The Seven Wonders of the World. It’s a concept that has long fascinated me as someone who is interested in our global heritage.
However, creating a list of 7 definitive wonders across various categories is bound to draw criticism. I’ve seen countless examples of new 7 Wonders of the World campaigns as well as votes on an 8th wonder!
For my 8th post, I thought it would be apt to showcase just a few of the 8th wonder contenders, that many have been trying to add to this list:
#1 – Milford Sound, New Zealand
Named as the Eighth Wonder of the World by Rudyard Kipling, Milford Sound is a beautiful fjord on New Zealand’s South Island. Famed for its rugged peaks and marine life (seals, penguins & dolphins), 1 million tourists are drawn here each year.
#2 – Machu Picchu, Peru
Known to many as ‘the city in the clouds’, Machu Picchu is a true icon of the Incan civilisation. The site itself is located 2,430 metres above sea level and tourists must hike up the famous ‘Inca trail’ to reach this sacred settlement.
#3 – Banaue Rice Terraces, Philippines
Known to locals as the Eighth Wonder, these rice terraces are over 2,000 years old and were carved by hand into the mountains by the ancestors of the indigenous people of Ifugao. The terraces are still in use today and cover over 10,000 square kilometres.
#4 – Angkor Wat, Cambodia
Angkor Wat translates as ‘Temple City’ and its easy to see why this monument is regarded as the greates Buddhist temple in the world. Build by King Suryavarman II in the early 12th century, this magical place attracts over 1/2 million tourists each year to Cambodia.
#5 – Statue of Liberty, USA
Many believe that the Statue of Liberty, one of America’s best known sites, should easily be considered a Wonder of the World. The statue itself was designed by Frédéric Auguste Bartholdi and is a token to liberty and American Independence.
#6 – Uluru, Australia
450km away from any settlements by road, Uluru is a large sandstone rock formation in the heart of the Northern Territory. Not only is Uluru sacred to the local Anangu people, but it now attracts almost 1/2 million tourists each year to its caves, springs and aboriginal paintings.
#7 – Stonehenge, United Kingdom
Famous as Britain’s central Bronze Age settlement, visitors flock to Stonehenge each year, intrigued by the sheer mystery of the place.
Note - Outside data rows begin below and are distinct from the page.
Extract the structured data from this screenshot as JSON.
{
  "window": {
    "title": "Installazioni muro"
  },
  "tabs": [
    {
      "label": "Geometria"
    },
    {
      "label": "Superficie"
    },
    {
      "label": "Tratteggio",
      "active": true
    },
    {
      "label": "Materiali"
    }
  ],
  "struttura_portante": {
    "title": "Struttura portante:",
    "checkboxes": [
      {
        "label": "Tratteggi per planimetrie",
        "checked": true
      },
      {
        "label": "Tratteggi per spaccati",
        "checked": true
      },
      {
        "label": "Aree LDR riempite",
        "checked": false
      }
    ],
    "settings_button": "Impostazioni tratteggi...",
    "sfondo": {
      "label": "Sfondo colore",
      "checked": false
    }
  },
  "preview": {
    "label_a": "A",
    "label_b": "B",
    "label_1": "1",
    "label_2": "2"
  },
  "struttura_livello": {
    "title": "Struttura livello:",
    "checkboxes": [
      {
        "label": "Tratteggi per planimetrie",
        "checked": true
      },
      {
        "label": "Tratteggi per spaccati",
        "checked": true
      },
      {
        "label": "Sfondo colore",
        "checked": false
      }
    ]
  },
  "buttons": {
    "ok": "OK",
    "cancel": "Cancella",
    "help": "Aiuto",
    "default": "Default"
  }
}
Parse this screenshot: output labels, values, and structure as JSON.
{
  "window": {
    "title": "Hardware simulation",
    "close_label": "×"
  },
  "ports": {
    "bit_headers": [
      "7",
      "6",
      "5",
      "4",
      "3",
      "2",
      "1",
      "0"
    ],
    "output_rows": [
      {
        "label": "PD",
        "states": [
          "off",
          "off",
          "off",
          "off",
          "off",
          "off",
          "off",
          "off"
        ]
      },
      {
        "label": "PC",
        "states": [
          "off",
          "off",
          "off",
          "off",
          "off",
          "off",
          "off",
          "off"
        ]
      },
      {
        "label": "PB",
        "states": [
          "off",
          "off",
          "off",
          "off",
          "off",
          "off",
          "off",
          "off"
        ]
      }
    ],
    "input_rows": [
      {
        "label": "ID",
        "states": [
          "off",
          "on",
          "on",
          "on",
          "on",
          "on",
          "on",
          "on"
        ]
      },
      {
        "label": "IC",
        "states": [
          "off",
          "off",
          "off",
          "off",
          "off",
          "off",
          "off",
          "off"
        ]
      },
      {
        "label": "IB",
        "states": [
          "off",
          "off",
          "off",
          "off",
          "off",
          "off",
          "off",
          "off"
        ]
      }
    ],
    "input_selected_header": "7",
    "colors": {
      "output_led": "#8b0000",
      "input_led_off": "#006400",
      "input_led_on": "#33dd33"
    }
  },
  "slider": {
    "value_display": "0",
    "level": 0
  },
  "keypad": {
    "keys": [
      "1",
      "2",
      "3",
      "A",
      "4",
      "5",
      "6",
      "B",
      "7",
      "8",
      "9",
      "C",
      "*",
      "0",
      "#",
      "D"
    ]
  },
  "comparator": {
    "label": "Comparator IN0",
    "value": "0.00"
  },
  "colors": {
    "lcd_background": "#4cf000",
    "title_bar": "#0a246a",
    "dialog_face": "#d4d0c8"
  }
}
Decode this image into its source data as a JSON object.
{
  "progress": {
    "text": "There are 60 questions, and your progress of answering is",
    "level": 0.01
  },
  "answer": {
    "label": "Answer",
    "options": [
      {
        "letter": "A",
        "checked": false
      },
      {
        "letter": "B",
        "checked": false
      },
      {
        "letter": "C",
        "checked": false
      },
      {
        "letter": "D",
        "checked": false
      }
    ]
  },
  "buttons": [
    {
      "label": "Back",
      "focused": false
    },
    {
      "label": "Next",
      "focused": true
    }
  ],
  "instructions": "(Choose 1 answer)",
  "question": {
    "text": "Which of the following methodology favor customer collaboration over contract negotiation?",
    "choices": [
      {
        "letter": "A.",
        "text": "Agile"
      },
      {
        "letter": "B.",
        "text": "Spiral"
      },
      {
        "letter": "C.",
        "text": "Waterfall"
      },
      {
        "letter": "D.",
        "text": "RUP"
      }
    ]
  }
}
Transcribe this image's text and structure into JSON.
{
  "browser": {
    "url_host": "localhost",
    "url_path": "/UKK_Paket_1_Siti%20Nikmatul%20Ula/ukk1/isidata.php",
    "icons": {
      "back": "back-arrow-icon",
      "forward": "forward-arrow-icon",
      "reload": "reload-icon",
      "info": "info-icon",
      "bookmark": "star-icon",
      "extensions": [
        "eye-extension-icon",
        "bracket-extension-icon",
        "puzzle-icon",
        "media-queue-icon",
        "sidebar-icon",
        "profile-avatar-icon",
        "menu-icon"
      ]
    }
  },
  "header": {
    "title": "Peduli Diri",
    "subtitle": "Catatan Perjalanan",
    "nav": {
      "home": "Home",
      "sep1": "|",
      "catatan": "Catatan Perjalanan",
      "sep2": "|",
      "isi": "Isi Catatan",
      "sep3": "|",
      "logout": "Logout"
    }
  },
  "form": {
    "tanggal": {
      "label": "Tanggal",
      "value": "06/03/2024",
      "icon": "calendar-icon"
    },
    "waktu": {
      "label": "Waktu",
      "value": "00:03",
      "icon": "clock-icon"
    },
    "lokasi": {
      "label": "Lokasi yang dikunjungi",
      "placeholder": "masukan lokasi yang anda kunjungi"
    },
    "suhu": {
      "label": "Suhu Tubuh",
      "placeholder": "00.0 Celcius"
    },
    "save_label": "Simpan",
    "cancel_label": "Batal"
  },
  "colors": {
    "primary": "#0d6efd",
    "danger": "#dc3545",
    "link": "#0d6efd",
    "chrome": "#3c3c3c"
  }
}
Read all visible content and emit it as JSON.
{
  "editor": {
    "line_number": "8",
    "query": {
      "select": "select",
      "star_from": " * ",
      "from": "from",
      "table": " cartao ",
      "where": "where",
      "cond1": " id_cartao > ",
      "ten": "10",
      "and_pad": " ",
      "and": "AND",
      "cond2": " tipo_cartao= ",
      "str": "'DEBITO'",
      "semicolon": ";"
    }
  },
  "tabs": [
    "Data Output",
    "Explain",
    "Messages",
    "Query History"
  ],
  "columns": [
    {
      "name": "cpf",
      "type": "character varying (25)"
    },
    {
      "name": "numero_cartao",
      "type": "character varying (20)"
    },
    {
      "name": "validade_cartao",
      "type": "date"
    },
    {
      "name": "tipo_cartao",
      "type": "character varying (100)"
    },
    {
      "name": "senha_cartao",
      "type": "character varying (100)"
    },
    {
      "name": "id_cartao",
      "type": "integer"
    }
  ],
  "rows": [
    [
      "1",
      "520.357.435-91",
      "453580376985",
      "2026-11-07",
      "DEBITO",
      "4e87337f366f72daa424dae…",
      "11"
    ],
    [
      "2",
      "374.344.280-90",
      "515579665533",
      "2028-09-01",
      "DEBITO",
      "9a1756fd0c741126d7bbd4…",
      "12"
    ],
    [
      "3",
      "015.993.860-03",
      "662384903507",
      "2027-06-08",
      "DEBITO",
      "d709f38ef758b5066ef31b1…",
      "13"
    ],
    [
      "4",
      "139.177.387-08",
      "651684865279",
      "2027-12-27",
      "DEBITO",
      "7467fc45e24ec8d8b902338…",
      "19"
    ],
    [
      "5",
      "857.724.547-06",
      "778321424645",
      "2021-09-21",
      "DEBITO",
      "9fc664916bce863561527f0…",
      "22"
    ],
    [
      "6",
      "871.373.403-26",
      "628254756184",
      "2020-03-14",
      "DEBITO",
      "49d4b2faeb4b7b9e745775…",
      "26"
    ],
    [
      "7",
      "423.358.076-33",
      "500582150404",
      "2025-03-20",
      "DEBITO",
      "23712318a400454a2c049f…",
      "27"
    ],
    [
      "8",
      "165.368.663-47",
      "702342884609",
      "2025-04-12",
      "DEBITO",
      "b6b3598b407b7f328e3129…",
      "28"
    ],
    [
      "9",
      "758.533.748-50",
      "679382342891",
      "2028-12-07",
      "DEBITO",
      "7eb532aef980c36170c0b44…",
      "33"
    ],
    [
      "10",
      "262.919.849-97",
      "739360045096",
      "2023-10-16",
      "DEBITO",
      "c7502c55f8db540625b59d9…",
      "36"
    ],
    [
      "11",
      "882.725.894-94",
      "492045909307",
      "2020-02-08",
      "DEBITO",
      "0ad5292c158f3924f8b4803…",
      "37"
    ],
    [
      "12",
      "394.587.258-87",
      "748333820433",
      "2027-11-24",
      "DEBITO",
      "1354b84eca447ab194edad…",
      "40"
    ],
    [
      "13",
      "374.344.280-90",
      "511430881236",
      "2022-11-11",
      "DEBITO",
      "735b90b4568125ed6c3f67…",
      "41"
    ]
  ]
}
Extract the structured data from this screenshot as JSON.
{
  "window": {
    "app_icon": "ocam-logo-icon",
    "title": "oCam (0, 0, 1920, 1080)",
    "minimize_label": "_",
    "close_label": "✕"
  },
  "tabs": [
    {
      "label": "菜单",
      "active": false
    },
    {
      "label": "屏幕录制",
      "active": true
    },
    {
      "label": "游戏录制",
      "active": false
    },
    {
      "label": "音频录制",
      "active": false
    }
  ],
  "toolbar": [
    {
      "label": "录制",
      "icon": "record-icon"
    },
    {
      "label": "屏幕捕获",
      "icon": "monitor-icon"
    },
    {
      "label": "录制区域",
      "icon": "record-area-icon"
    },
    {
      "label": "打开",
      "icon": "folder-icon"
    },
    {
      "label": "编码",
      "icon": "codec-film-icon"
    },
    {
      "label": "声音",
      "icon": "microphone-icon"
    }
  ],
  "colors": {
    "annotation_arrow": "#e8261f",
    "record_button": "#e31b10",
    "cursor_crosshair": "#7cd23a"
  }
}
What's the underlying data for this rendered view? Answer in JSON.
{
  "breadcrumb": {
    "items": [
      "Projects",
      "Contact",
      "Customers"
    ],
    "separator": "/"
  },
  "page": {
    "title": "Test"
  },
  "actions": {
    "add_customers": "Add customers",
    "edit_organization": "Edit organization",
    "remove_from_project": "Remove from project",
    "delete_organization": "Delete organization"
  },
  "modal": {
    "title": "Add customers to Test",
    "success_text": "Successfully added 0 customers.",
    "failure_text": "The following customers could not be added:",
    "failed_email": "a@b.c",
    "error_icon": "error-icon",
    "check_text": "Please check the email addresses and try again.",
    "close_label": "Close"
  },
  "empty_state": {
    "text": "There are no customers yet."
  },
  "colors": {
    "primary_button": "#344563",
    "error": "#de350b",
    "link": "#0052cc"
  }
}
Archaeologists believe the monument was built around 3000 BC as a sacred burial site and gathering place for people across Great Britain.
#8 – Great Wall of China, China
It’s undeniable that the Great Wall of China deserves notice as a Wonder of the World for its sheer ambition and grandeur. The wall itself was initially built by Qin Shi Huang around 220BC, but was rebuilt greatly during the Ming dynasty.
Thanks again for reading my blog!! What would be your Eighth Wonder?